The reply should hold every record, copied exactly, and none of the pictures.

§ DATA
[Start of section]

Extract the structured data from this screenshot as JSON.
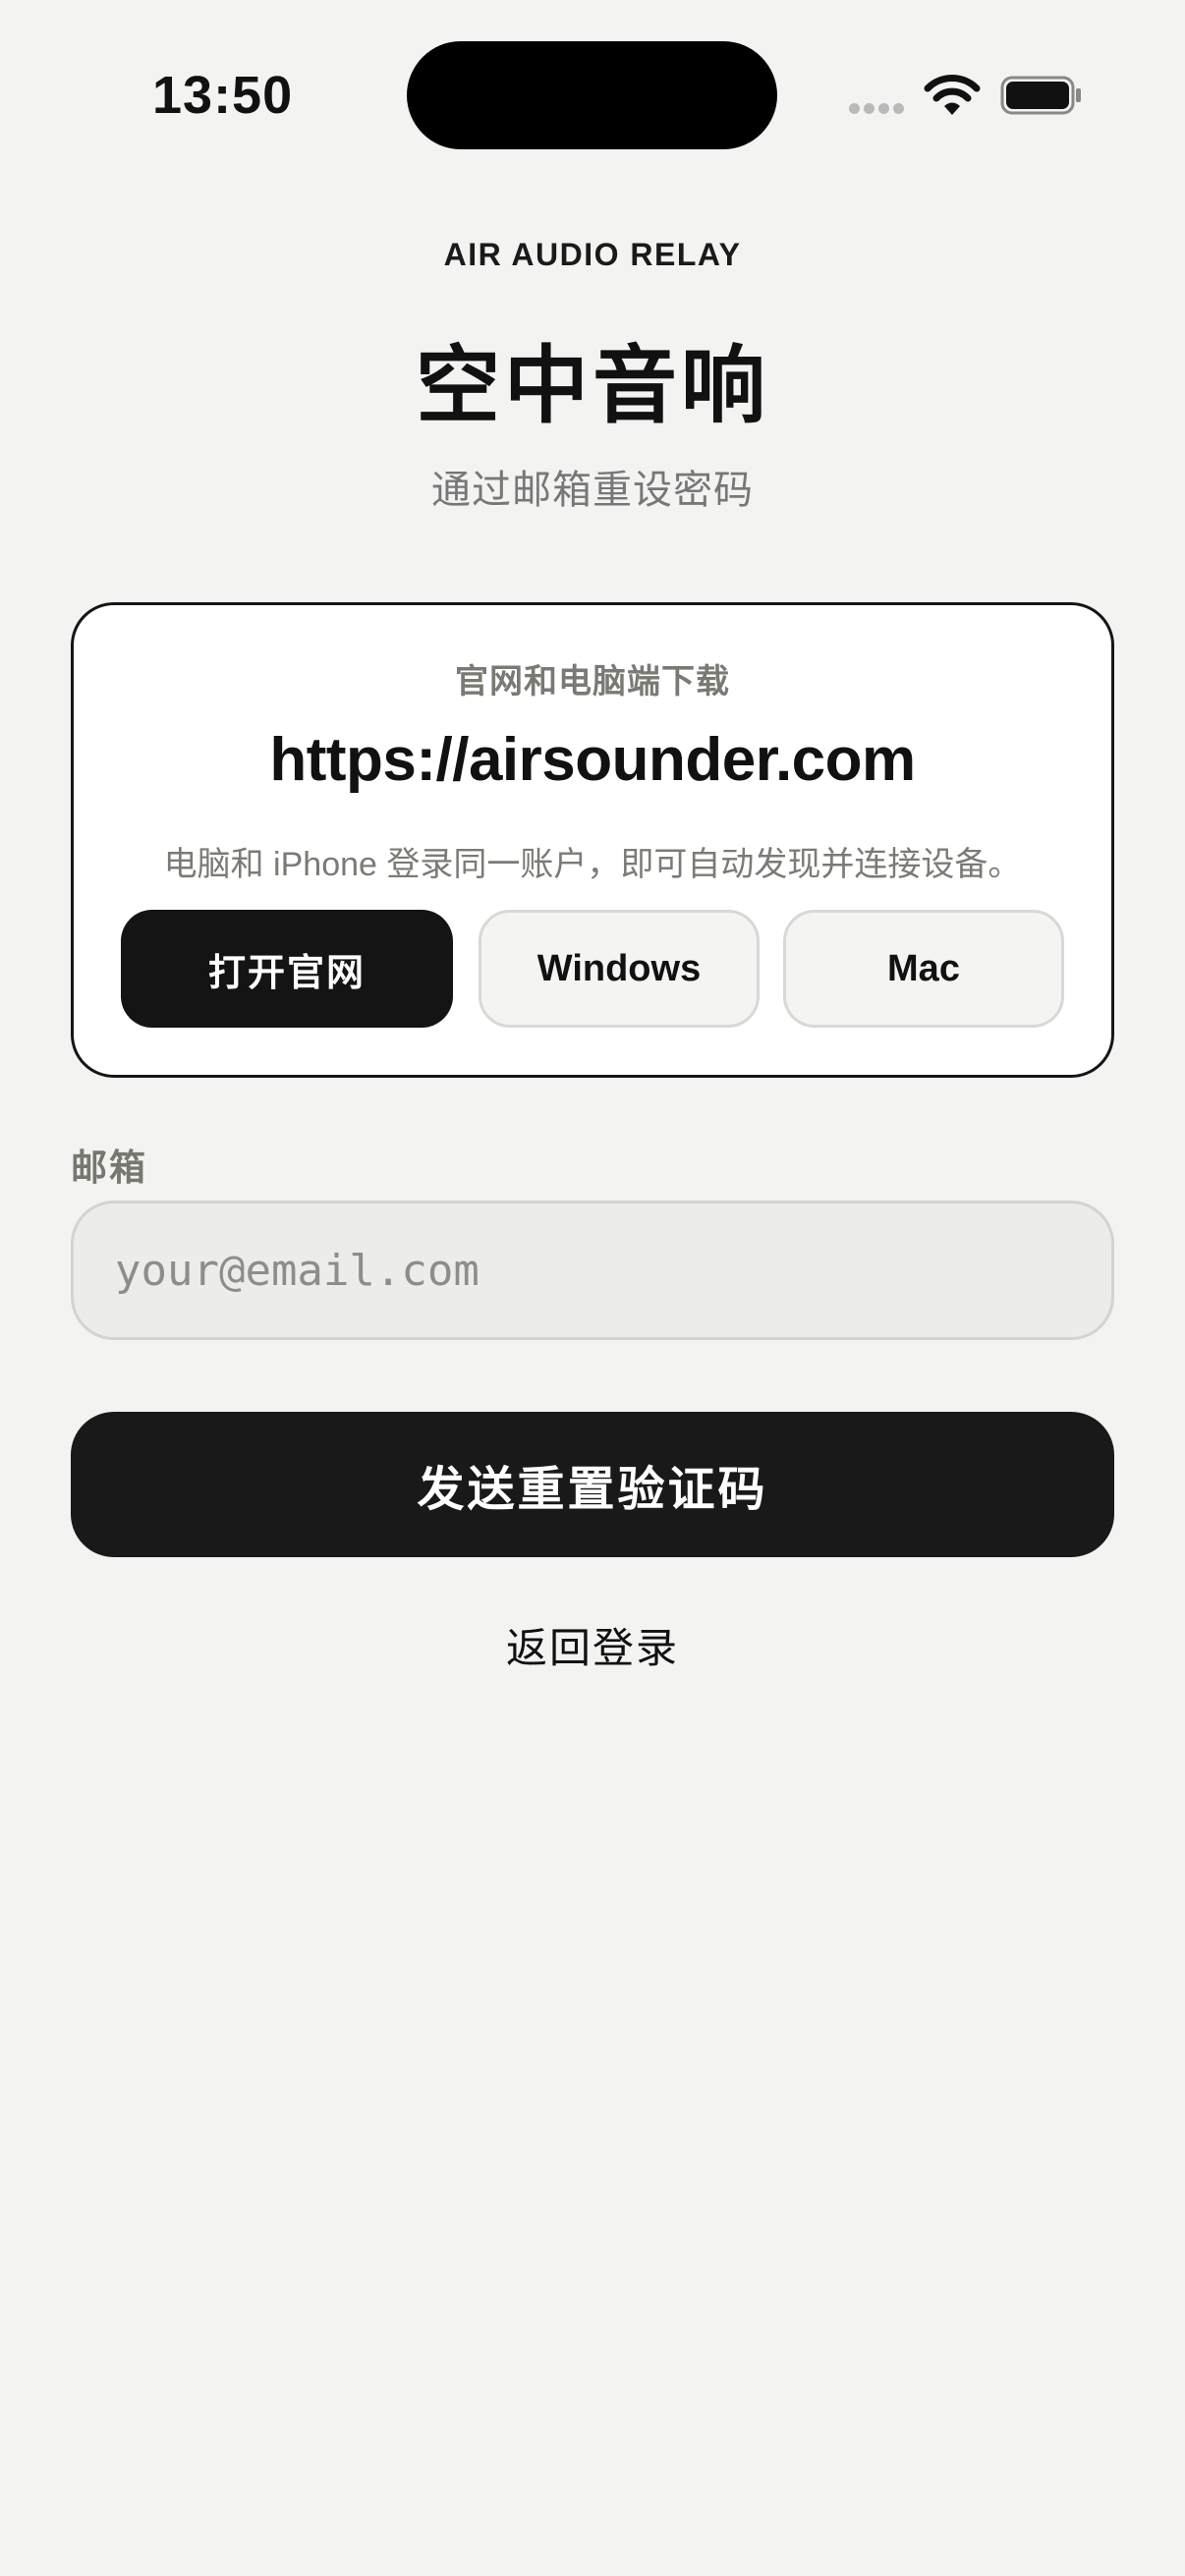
{
  "status_bar": {
    "time": "13:50",
    "wifi_icon": "wifi-icon",
    "battery_icon": "battery-icon",
    "signal_icon": "cellular-signal-dots-icon"
  },
  "header": {
    "brand": "AIR AUDIO RELAY",
    "title": "空中音响",
    "subtitle": "通过邮箱重设密码"
  },
  "download_card": {
    "label": "官网和电脑端下载",
    "url": "https://airsounder.com",
    "description": "电脑和 iPhone 登录同一账户，即可自动发现并连接设备。",
    "buttons": {
      "website": "打开官网",
      "windows": "Windows",
      "mac": "Mac"
    }
  },
  "form": {
    "email_label": "邮箱",
    "email_placeholder": "your@email.com",
    "email_value": "",
    "submit_label": "发送重置验证码",
    "back_label": "返回登录"
  },
  "colors": {
    "background": "#f3f3f2",
    "primary": "#191919",
    "muted_text": "#7a7a74",
    "card_border": "#151515"
  }
}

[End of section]

§ RESPONSE TO THIS EXERCISE
Extract the structured data from this screenshot as JSON.
{
  "status_bar": {
    "time": "13:50",
    "wifi_icon": "wifi-icon",
    "battery_icon": "battery-icon",
    "signal_icon": "cellular-signal-dots-icon"
  },
  "header": {
    "brand": "AIR AUDIO RELAY",
    "title": "空中音响",
    "subtitle": "通过邮箱重设密码"
  },
  "download_card": {
    "label": "官网和电脑端下载",
    "url": "https://airsounder.com",
    "description": "电脑和 iPhone 登录同一账户，即可自动发现并连接设备。",
    "buttons": {
      "website": "打开官网",
      "windows": "Windows",
      "mac": "Mac"
    }
  },
  "form": {
    "email_label": "邮箱",
    "email_placeholder": "your@email.com",
    "email_value": "",
    "submit_label": "发送重置验证码",
    "back_label": "返回登录"
  },
  "colors": {
    "background": "#f3f3f2",
    "primary": "#191919",
    "muted_text": "#7a7a74",
    "card_border": "#151515"
  }
}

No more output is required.